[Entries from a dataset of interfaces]
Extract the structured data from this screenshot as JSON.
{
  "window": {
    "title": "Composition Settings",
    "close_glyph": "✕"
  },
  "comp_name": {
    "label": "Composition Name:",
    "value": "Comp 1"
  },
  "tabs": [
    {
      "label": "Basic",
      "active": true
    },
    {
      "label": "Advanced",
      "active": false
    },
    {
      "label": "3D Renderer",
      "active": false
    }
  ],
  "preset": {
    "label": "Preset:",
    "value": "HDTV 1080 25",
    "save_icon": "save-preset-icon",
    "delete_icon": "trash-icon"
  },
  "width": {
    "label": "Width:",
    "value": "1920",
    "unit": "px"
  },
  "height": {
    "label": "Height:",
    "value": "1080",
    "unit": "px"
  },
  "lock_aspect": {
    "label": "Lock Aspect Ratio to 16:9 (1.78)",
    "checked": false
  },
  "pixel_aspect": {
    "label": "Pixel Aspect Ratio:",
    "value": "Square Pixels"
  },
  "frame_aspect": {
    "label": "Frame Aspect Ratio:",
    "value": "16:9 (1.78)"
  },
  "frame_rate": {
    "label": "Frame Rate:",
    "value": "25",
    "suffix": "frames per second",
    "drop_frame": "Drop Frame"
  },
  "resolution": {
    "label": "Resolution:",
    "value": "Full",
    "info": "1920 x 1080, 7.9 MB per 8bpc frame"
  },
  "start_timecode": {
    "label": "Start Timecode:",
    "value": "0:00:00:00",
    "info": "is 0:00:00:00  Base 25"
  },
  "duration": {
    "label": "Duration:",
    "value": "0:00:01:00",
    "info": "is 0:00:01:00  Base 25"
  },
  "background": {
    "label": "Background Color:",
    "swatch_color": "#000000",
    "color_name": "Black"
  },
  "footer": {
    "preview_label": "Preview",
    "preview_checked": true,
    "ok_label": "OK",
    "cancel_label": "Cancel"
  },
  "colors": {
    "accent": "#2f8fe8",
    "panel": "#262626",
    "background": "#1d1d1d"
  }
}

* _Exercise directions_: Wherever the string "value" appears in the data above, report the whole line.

* _Response below_:
    "value": "Comp 1"
    "value": "HDTV 1080 25",
    "value": "1920",
    "value": "1080",
    "value": "Square Pixels"
    "value": "16:9 (1.78)"
    "value": "25",
    "value": "Full",
    "value": "0:00:00:00",
    "value": "0:00:01:00",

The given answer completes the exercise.